Associate Professor Yuichi Hiratsuka
Micro-Mechanical Devices Powered by Motor Proteins
Living organisms have developed diverse functions through evolution over a long period of time. Some functions are related to mobility, including muscle contraction, bacteria' s swimming and cell division. Nanometer proteins called motor proteins are integrated into motion assemblies with dimensions ranging from the micrometer-scale (bacteria) to the meter-scale (muscle). A motor protein is a molecular machine that converts chemical energy into dynamic force with great efficiency. This is an excellent property that conventional artificial motors do not have. In our laboratory, we are developing biohybrid micromachines using organic motors and micro-fabrication technology.
Recent selected publications
"A printable active network actuator built from an engineered biomolecular motor"
Takahiro Nitta, Yingzhe Wang, Zhao Du, Keisuke Morishima & Yuichi Hiratsuka
Nature Materials DOI: https://doi.org/10.1038/s41563-021-00969-6 (2021)
"Micrometer-sized molecular robot changes its shape in response to signal molecules"
Yusuke Sato, Yuichi Hiratsuka, Ibuki Kawamata, Satoshi Murata and Shin-ichiro M. Nomura
Science Robotics vol. 2, Issue 4, eaal3735 (2017)
"Self-organized optical device driven by motor proteins"
Susumu Aoyama, Masahiko Shimoike, and Yuichi Hiratsuka
Proc. Nati. Acad. Sci. vol. 110 no. 41, 16408-16413 (2013)
- "Micro-rotary motor powered by bacteria"

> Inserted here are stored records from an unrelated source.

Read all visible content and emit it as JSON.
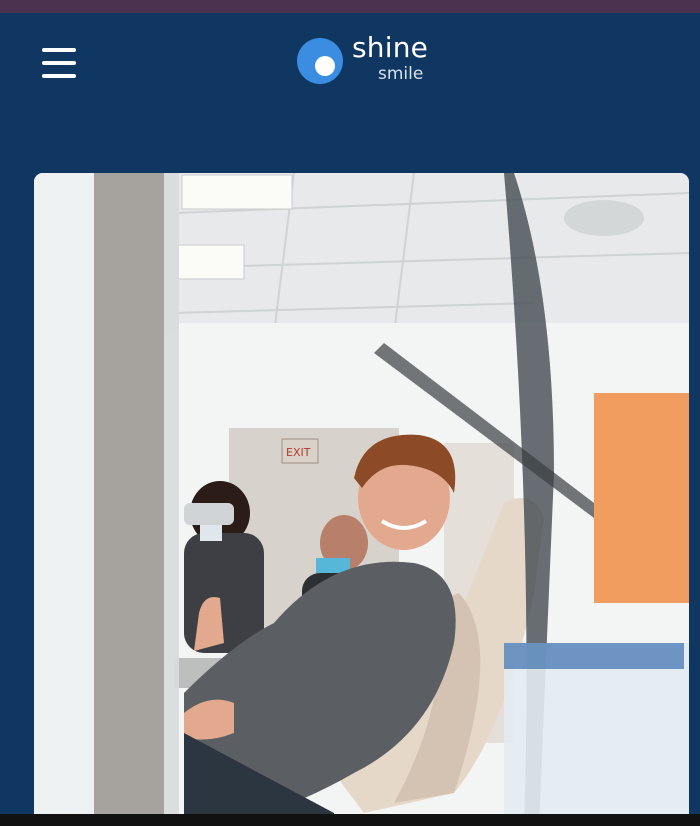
{
  "header": {
    "menu_icon": "hamburger-menu-icon",
    "logo": {
      "word1": "shine",
      "word2": "smile",
      "mark_color": "#3a8de0"
    }
  },
  "hero": {
    "image_alt": "Smiling boy in dental chair giving thumbs up",
    "exit_sign": "EXIT"
  },
  "colors": {
    "page_background": "#0f3761",
    "top_strip": "#4b3350",
    "accent_blue": "#3a8de0"
  }
}
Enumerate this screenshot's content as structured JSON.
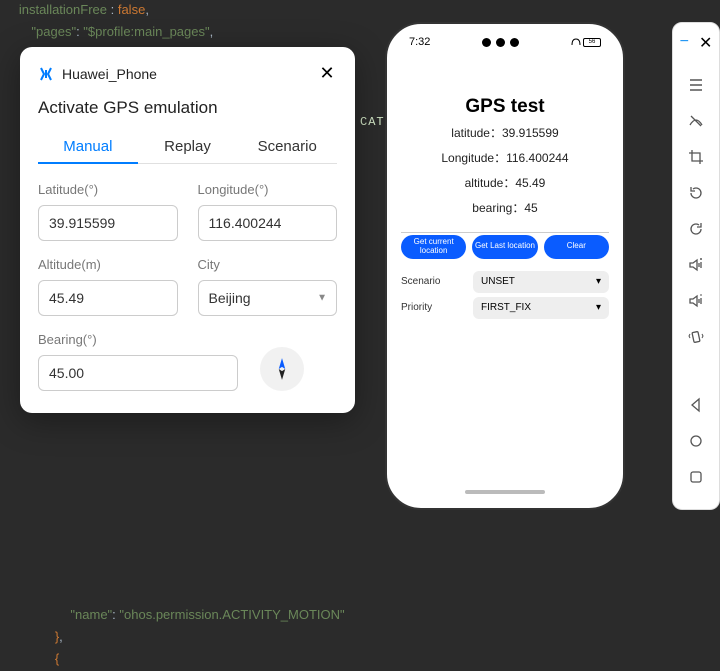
{
  "code": {
    "line1_key": "installationFree",
    "line1_val": "false",
    "line2_key": "\"pages\"",
    "line2_val": "\"$profile:main_pages\"",
    "cation": "CATI",
    "bottom_key": "\"name\"",
    "bottom_val": "\"ohos.permission.ACTIVITY_MOTION\""
  },
  "dialog": {
    "device": "Huawei_Phone",
    "heading": "Activate GPS emulation",
    "tabs": {
      "manual": "Manual",
      "replay": "Replay",
      "scenario": "Scenario"
    },
    "labels": {
      "latitude": "Latitude(°)",
      "longitude": "Longitude(°)",
      "altitude": "Altitude(m)",
      "city": "City",
      "bearing": "Bearing(°)"
    },
    "values": {
      "latitude": "39.915599",
      "longitude": "116.400244",
      "altitude": "45.49",
      "city": "Beijing",
      "bearing": "45.00"
    }
  },
  "phone": {
    "time": "7:32",
    "battery": "56",
    "title": "GPS test",
    "lat_line": "latitude：39.915599",
    "lon_line": "Longitude：116.400244",
    "alt_line": "altitude：45.49",
    "bearing_line": "bearing：45",
    "buttons": {
      "current": "Get current location",
      "last": "Get Last location",
      "clear": "Clear"
    },
    "scenario_label": "Scenario",
    "scenario_value": "UNSET",
    "priority_label": "Priority",
    "priority_value": "FIRST_FIX"
  },
  "toolbar": {
    "minimize": "−",
    "close": "✕"
  }
}
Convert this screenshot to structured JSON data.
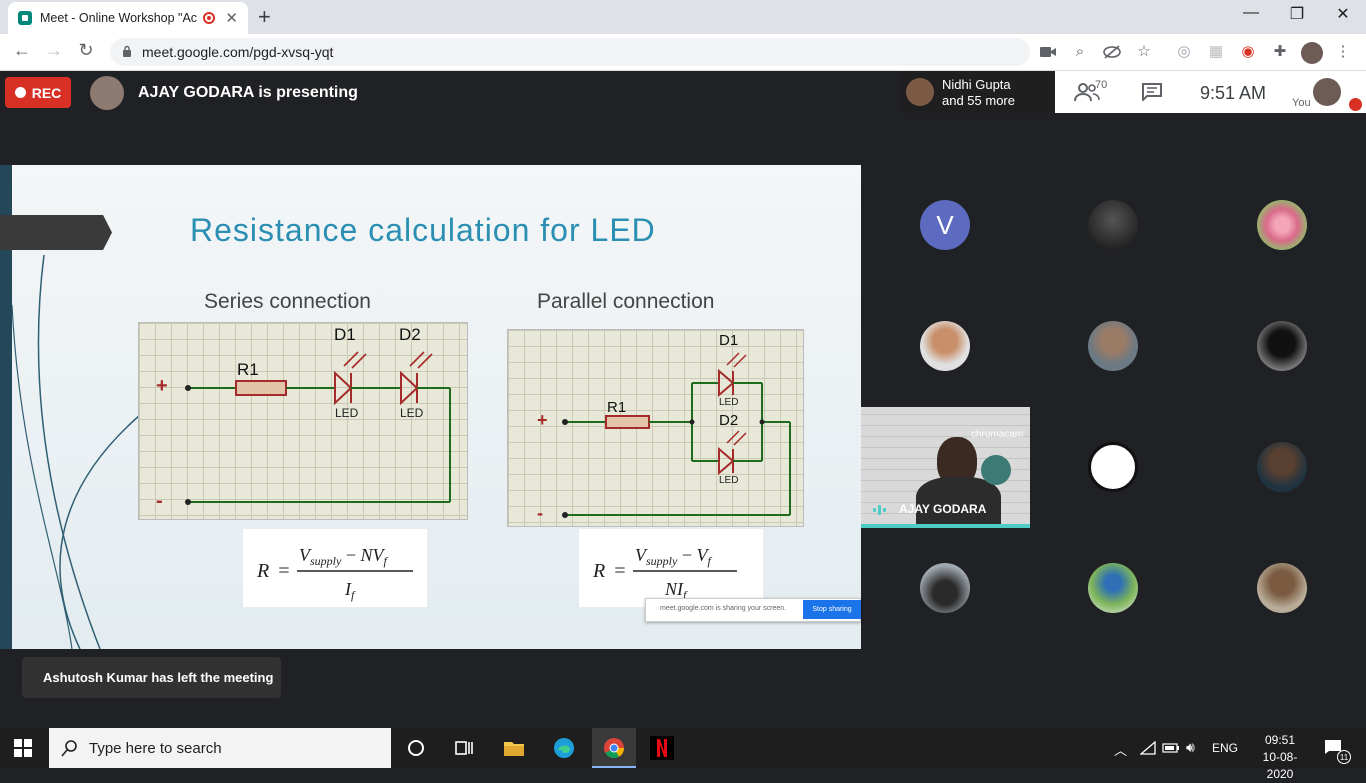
{
  "browser": {
    "tab_title": "Meet - Online Workshop \"Ac",
    "new_tab_symbol": "+",
    "url": "meet.google.com/pgd-xvsq-yqt",
    "minimize": "—",
    "restore": "❐",
    "close": "✕"
  },
  "meet": {
    "rec_label": "REC",
    "presenting_text": "AJAY GODARA is presenting",
    "others_line1": "Nidhi Gupta",
    "others_line2": "and 55 more",
    "participant_count": "70",
    "time": "9:51  AM",
    "you_label": "You",
    "toast": "Ashutosh Kumar has left the meeting",
    "tile_name": "AJAY GODARA",
    "tile_watermark": "chromacam",
    "avatar_v_letter": "V"
  },
  "slide": {
    "title": "Resistance calculation for LED",
    "series_heading": "Series connection",
    "parallel_heading": "Parallel connection",
    "plus": "+",
    "minus": "-",
    "r1": "R1",
    "d1": "D1",
    "d2": "D2",
    "led": "LED",
    "share_notice": "meet.google.com is sharing your screen.",
    "stop_sharing": "Stop sharing"
  },
  "taskbar": {
    "search_placeholder": "Type here to search",
    "lang": "ENG",
    "clock_time": "09:51",
    "clock_date": "10-08-2020",
    "notif_count": "11"
  },
  "colors": {
    "rec_red": "#d93025",
    "title_blue": "#2a8fb3",
    "speaking_teal": "#4ecdc4",
    "circuit_red": "#a52a2a",
    "circuit_green": "#1e6b1e"
  }
}
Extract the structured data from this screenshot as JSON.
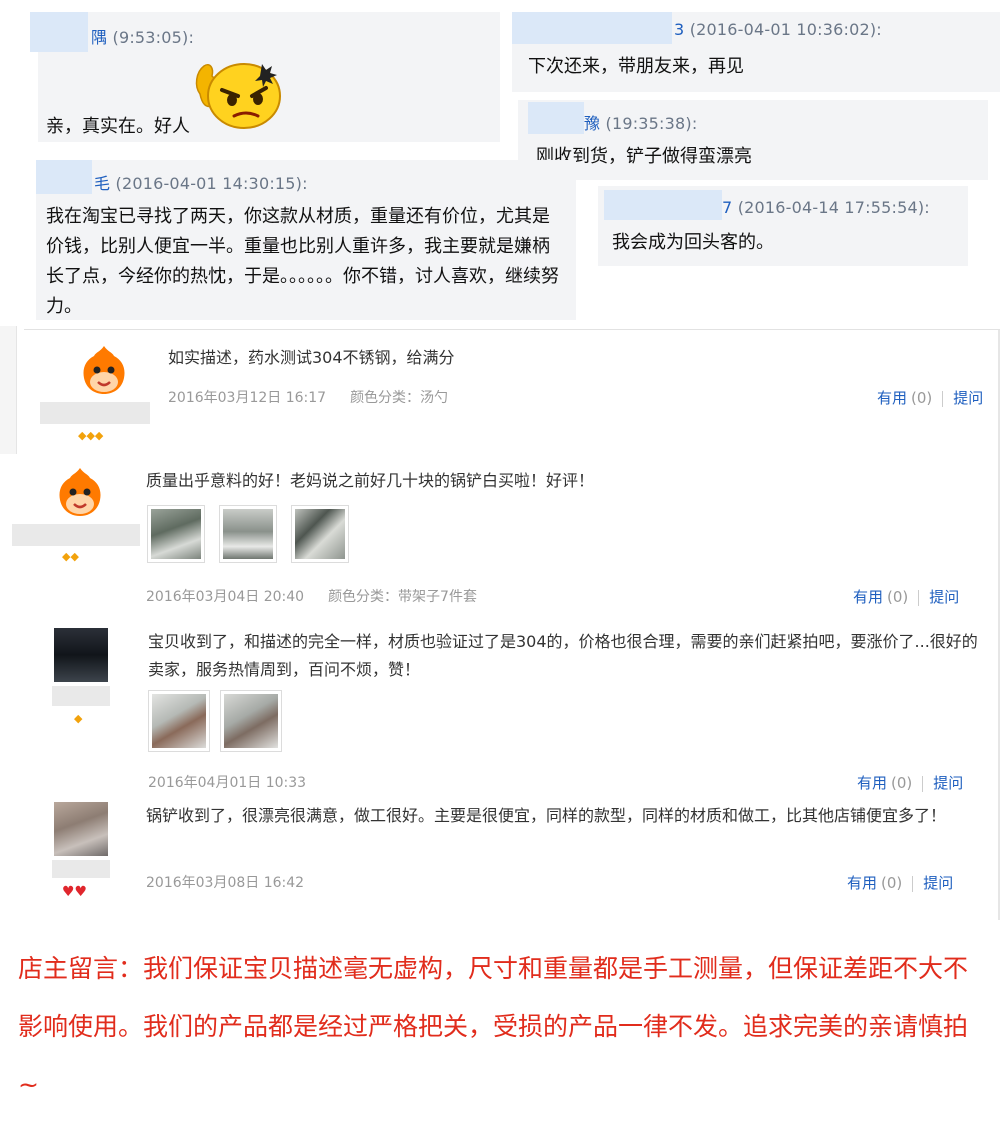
{
  "chats": [
    {
      "name": "隅",
      "time": "(9:53:05):",
      "message": "亲，真实在。好人",
      "emoji": "thumbs-up-angry-face-emoji"
    },
    {
      "name": "3",
      "time": "(2016-04-01 10:36:02):",
      "message": "下次还来，带朋友来，再见"
    },
    {
      "name": "豫",
      "time": "(19:35:38):",
      "message": "刚收到货，铲子做得蛮漂亮"
    },
    {
      "name": "毛",
      "time": "(2016-04-01 14:30:15):",
      "message": "我在淘宝已寻找了两天，你这款从材质，重量还有价位，尤其是价钱，比别人便宜一半。重量也比别人重许多，我主要就是嫌柄长了点，今经你的热忱，于是。。。。。。你不错，讨人喜欢，继续努力。"
    },
    {
      "name": "7",
      "time": "(2016-04-14 17:55:54):",
      "message": "我会成为回头客的。"
    }
  ],
  "reviews": [
    {
      "text": "如实描述，药水测试304不锈钢，给满分",
      "date": "2016年03月12日 16:17",
      "category": "颜色分类：汤勺",
      "useful_label": "有用",
      "useful_count": "(0)",
      "reply_label": "提问",
      "rank": "3 diamonds",
      "avatar": "orange-mascot"
    },
    {
      "text": "质量出乎意料的好！老妈说之前好几十块的锅铲白买啦！好评！",
      "date": "2016年03月04日 20:40",
      "category": "颜色分类：带架子7件套",
      "useful_label": "有用",
      "useful_count": "(0)",
      "reply_label": "提问",
      "rank": "2 diamonds",
      "avatar": "orange-mascot",
      "photos": 3
    },
    {
      "text": "宝贝收到了，和描述的完全一样，材质也验证过了是304的，价格也很合理，需要的亲们赶紧拍吧，要涨价了...很好的卖家，服务热情周到，百问不烦，赞！",
      "date": "2016年04月01日 10:33",
      "category": "",
      "useful_label": "有用",
      "useful_count": "(0)",
      "reply_label": "提问",
      "rank": "1 diamond",
      "avatar": "photo-dark",
      "photos": 2
    },
    {
      "text": "锅铲收到了，很漂亮很满意，做工很好。主要是很便宜，同样的款型，同样的材质和做工，比其他店铺便宜多了！",
      "date": "2016年03月08日 16:42",
      "category": "",
      "useful_label": "有用",
      "useful_count": "(0)",
      "reply_label": "提问",
      "rank": "2 hearts",
      "avatar": "photo-light"
    }
  ],
  "owner_note": "店主留言：我们保证宝贝描述毫无虚构，尺寸和重量都是手工测量，但保证差距不大不影响使用。我们的产品都是经过严格把关，受损的产品一律不发。追求完美的亲请慎拍~",
  "colors": {
    "link": "#1f5fbf",
    "owner_note": "#e12c1c",
    "gem": "#f2a20c",
    "heart": "#e0262d"
  }
}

Yuichi Hiratsuaka, Makoto Miyata, Tetsuya Tada and Taro. Q. P. Uyeda
Proc. Nati. Acad. Sci. 103 13618 (2006)